(Data records for software interfaces)
<<<<

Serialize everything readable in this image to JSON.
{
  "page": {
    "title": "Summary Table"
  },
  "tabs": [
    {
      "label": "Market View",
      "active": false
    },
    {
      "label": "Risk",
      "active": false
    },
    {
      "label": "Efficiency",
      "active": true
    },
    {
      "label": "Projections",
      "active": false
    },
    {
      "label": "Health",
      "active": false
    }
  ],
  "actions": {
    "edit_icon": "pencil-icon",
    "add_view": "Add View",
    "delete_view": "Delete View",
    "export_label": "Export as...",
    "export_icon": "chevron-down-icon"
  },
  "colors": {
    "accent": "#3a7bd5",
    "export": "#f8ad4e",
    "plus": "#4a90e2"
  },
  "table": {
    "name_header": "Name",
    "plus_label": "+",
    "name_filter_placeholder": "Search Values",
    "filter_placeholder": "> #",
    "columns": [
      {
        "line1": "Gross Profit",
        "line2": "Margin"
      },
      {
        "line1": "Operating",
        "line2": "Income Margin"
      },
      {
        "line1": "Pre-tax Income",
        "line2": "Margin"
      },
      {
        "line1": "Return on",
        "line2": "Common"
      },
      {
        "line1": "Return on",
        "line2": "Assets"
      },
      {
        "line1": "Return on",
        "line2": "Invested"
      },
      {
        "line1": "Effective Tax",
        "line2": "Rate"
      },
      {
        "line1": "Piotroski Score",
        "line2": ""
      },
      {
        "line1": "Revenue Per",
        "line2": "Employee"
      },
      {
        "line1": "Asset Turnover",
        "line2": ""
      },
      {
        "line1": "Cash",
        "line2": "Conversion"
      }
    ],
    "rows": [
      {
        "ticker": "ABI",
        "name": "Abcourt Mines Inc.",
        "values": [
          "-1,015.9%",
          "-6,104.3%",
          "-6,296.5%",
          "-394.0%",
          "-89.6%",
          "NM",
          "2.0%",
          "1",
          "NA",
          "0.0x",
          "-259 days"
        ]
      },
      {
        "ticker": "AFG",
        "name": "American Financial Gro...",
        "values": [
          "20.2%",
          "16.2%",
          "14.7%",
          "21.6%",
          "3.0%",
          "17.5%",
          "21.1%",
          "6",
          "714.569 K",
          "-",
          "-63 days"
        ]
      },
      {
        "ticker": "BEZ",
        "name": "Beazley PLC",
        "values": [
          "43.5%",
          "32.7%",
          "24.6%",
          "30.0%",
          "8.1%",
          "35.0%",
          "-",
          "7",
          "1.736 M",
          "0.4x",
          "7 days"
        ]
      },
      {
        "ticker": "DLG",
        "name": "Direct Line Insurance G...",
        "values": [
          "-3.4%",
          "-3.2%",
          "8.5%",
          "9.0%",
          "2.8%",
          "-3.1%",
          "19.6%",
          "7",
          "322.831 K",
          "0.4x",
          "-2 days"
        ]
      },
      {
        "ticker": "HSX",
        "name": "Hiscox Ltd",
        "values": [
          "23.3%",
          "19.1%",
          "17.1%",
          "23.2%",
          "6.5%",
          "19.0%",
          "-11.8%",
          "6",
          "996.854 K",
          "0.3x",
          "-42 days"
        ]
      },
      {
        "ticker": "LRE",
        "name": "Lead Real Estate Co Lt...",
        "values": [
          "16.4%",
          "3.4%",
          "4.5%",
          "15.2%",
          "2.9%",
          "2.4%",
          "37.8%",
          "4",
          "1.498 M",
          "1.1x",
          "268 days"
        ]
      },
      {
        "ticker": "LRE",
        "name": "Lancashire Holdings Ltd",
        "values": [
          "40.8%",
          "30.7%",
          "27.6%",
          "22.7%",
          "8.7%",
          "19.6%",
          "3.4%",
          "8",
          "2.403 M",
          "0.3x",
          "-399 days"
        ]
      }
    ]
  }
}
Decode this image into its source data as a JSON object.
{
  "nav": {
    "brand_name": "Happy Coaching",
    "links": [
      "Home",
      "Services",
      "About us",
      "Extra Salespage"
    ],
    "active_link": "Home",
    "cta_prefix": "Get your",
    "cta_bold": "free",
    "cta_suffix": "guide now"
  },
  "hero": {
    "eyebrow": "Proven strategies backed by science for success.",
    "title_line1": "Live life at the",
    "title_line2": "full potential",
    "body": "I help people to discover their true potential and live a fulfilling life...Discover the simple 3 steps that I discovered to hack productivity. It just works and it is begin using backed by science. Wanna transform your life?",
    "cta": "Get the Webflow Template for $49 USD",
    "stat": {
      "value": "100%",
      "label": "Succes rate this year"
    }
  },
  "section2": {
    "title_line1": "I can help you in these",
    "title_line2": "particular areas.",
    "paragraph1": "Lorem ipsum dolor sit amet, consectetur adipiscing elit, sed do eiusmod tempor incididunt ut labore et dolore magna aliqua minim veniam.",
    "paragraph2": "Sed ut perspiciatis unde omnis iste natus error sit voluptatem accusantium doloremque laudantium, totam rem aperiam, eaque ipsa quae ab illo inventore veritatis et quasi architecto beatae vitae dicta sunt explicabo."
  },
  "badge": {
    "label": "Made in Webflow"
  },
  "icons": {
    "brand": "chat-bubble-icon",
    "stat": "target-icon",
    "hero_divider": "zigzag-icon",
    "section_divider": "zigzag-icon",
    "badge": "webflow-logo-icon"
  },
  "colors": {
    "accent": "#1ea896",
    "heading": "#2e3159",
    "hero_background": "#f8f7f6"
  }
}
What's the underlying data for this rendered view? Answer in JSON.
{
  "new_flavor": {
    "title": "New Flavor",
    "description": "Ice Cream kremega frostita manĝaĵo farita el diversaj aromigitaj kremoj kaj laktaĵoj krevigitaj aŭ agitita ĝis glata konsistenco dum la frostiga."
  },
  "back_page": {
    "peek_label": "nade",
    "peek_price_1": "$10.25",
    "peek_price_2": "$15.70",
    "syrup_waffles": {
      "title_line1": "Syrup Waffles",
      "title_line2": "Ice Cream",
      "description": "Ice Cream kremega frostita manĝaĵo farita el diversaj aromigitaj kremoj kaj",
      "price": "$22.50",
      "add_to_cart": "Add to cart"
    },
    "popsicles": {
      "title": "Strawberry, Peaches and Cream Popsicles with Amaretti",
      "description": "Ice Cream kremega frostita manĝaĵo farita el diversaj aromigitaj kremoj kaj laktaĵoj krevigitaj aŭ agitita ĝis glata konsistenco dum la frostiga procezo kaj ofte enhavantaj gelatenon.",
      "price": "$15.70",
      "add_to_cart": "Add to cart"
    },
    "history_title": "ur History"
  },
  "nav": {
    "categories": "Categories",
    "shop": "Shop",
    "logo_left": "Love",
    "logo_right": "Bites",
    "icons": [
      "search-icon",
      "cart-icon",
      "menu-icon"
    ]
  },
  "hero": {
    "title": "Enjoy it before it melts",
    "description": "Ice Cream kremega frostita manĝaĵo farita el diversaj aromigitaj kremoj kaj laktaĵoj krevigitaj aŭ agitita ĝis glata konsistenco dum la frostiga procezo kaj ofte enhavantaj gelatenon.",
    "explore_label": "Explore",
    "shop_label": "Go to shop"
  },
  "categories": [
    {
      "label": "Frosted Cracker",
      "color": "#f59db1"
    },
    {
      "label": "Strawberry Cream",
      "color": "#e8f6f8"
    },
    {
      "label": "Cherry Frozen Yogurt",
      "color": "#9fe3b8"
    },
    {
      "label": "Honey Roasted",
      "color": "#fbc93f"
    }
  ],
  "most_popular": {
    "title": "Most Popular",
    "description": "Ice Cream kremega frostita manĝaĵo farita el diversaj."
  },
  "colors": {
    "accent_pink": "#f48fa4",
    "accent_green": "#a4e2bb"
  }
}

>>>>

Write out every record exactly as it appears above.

=== Exercise result ===
Serialize everything readable in this image to JSON.
{
  "page": {
    "title": "Summary Table"
  },
  "tabs": [
    {
      "label": "Market View",
      "active": false
    },
    {
      "label": "Risk",
      "active": false
    },
    {
      "label": "Efficiency",
      "active": true
    },
    {
      "label": "Projections",
      "active": false
    },
    {
      "label": "Health",
      "active": false
    }
  ],
  "actions": {
    "edit_icon": "pencil-icon",
    "add_view": "Add View",
    "delete_view": "Delete View",
    "export_label": "Export as...",
    "export_icon": "chevron-down-icon"
  },
  "colors": {
    "accent": "#3a7bd5",
    "export": "#f8ad4e",
    "plus": "#4a90e2"
  },
  "table": {
    "name_header": "Name",
    "plus_label": "+",
    "name_filter_placeholder": "Search Values",
    "filter_placeholder": "> #",
    "columns": [
      {
        "line1": "Gross Profit",
        "line2": "Margin"
      },
      {
        "line1": "Operating",
        "line2": "Income Margin"
      },
      {
        "line1": "Pre-tax Income",
        "line2": "Margin"
      },
      {
        "line1": "Return on",
        "line2": "Common"
      },
      {
        "line1": "Return on",
        "line2": "Assets"
      },
      {
        "line1": "Return on",
        "line2": "Invested"
      },
      {
        "line1": "Effective Tax",
        "line2": "Rate"
      },
      {
        "line1": "Piotroski Score",
        "line2": ""
      },
      {
        "line1": "Revenue Per",
        "line2": "Employee"
      },
      {
        "line1": "Asset Turnover",
        "line2": ""
      },
      {
        "line1": "Cash",
        "line2": "Conversion"
      }
    ],
    "rows": [
      {
        "ticker": "ABI",
        "name": "Abcourt Mines Inc.",
        "values": [
          "-1,015.9%",
          "-6,104.3%",
          "-6,296.5%",
          "-394.0%",
          "-89.6%",
          "NM",
          "2.0%",
          "1",
          "NA",
          "0.0x",
          "-259 days"
        ]
      },
      {
        "ticker": "AFG",
        "name": "American Financial Gro...",
        "values": [
          "20.2%",
          "16.2%",
          "14.7%",
          "21.6%",
          "3.0%",
          "17.5%",
          "21.1%",
          "6",
          "714.569 K",
          "-",
          "-63 days"
        ]
      },
      {
        "ticker": "BEZ",
        "name": "Beazley PLC",
        "values": [
          "43.5%",
          "32.7%",
          "24.6%",
          "30.0%",
          "8.1%",
          "35.0%",
          "-",
          "7",
          "1.736 M",
          "0.4x",
          "7 days"
        ]
      },
      {
        "ticker": "DLG",
        "name": "Direct Line Insurance G...",
        "values": [
          "-3.4%",
          "-3.2%",
          "8.5%",
          "9.0%",
          "2.8%",
          "-3.1%",
          "19.6%",
          "7",
          "322.831 K",
          "0.4x",
          "-2 days"
        ]
      },
      {
        "ticker": "HSX",
        "name": "Hiscox Ltd",
        "values": [
          "23.3%",
          "19.1%",
          "17.1%",
          "23.2%",
          "6.5%",
          "19.0%",
          "-11.8%",
          "6",
          "996.854 K",
          "0.3x",
          "-42 days"
        ]
      },
      {
        "ticker": "LRE",
        "name": "Lead Real Estate Co Lt...",
        "values": [
          "16.4%",
          "3.4%",
          "4.5%",
          "15.2%",
          "2.9%",
          "2.4%",
          "37.8%",
          "4",
          "1.498 M",
          "1.1x",
          "268 days"
        ]
      },
      {
        "ticker": "LRE",
        "name": "Lancashire Holdings Ltd",
        "values": [
          "40.8%",
          "30.7%",
          "27.6%",
          "22.7%",
          "8.7%",
          "19.6%",
          "3.4%",
          "8",
          "2.403 M",
          "0.3x",
          "-399 days"
        ]
      }
    ]
  }
}
Decode this image into its source data as a JSON object.
{
  "nav": {
    "brand_name": "Happy Coaching",
    "links": [
      "Home",
      "Services",
      "About us",
      "Extra Salespage"
    ],
    "active_link": "Home",
    "cta_prefix": "Get your",
    "cta_bold": "free",
    "cta_suffix": "guide now"
  },
  "hero": {
    "eyebrow": "Proven strategies backed by science for success.",
    "title_line1": "Live life at the",
    "title_line2": "full potential",
    "body": "I help people to discover their true potential and live a fulfilling life...Discover the simple 3 steps that I discovered to hack productivity. It just works and it is begin using backed by science. Wanna transform your life?",
    "cta": "Get the Webflow Template for $49 USD",
    "stat": {
      "value": "100%",
      "label": "Succes rate this year"
    }
  },
  "section2": {
    "title_line1": "I can help you in these",
    "title_line2": "particular areas.",
    "paragraph1": "Lorem ipsum dolor sit amet, consectetur adipiscing elit, sed do eiusmod tempor incididunt ut labore et dolore magna aliqua minim veniam.",
    "paragraph2": "Sed ut perspiciatis unde omnis iste natus error sit voluptatem accusantium doloremque laudantium, totam rem aperiam, eaque ipsa quae ab illo inventore veritatis et quasi architecto beatae vitae dicta sunt explicabo."
  },
  "badge": {
    "label": "Made in Webflow"
  },
  "icons": {
    "brand": "chat-bubble-icon",
    "stat": "target-icon",
    "hero_divider": "zigzag-icon",
    "section_divider": "zigzag-icon",
    "badge": "webflow-logo-icon"
  },
  "colors": {
    "accent": "#1ea896",
    "heading": "#2e3159",
    "hero_background": "#f8f7f6"
  }
}
What's the underlying data for this rendered view? Answer in JSON.
{
  "new_flavor": {
    "title": "New Flavor",
    "description": "Ice Cream kremega frostita manĝaĵo farita el diversaj aromigitaj kremoj kaj laktaĵoj krevigitaj aŭ agitita ĝis glata konsistenco dum la frostiga."
  },
  "back_page": {
    "peek_label": "nade",
    "peek_price_1": "$10.25",
    "peek_price_2": "$15.70",
    "syrup_waffles": {
      "title_line1": "Syrup Waffles",
      "title_line2": "Ice Cream",
      "description": "Ice Cream kremega frostita manĝaĵo farita el diversaj aromigitaj kremoj kaj",
      "price": "$22.50",
      "add_to_cart": "Add to cart"
    },
    "popsicles": {
      "title": "Strawberry, Peaches and Cream Popsicles with Amaretti",
      "description": "Ice Cream kremega frostita manĝaĵo farita el diversaj aromigitaj kremoj kaj laktaĵoj krevigitaj aŭ agitita ĝis glata konsistenco dum la frostiga procezo kaj ofte enhavantaj gelatenon.",
      "price": "$15.70",
      "add_to_cart": "Add to cart"
    },
    "history_title": "ur History"
  },
  "nav": {
    "categories": "Categories",
    "shop": "Shop",
    "logo_left": "Love",
    "logo_right": "Bites",
    "icons": [
      "search-icon",
      "cart-icon",
      "menu-icon"
    ]
  },
  "hero": {
    "title": "Enjoy it before it melts",
    "description": "Ice Cream kremega frostita manĝaĵo farita el diversaj aromigitaj kremoj kaj laktaĵoj krevigitaj aŭ agitita ĝis glata konsistenco dum la frostiga procezo kaj ofte enhavantaj gelatenon.",
    "explore_label": "Explore",
    "shop_label": "Go to shop"
  },
  "categories": [
    {
      "label": "Frosted Cracker",
      "color": "#f59db1"
    },
    {
      "label": "Strawberry Cream",
      "color": "#e8f6f8"
    },
    {
      "label": "Cherry Frozen Yogurt",
      "color": "#9fe3b8"
    },
    {
      "label": "Honey Roasted",
      "color": "#fbc93f"
    }
  ],
  "most_popular": {
    "title": "Most Popular",
    "description": "Ice Cream kremega frostita manĝaĵo farita el diversaj."
  },
  "colors": {
    "accent_pink": "#f48fa4",
    "accent_green": "#a4e2bb"
  }
}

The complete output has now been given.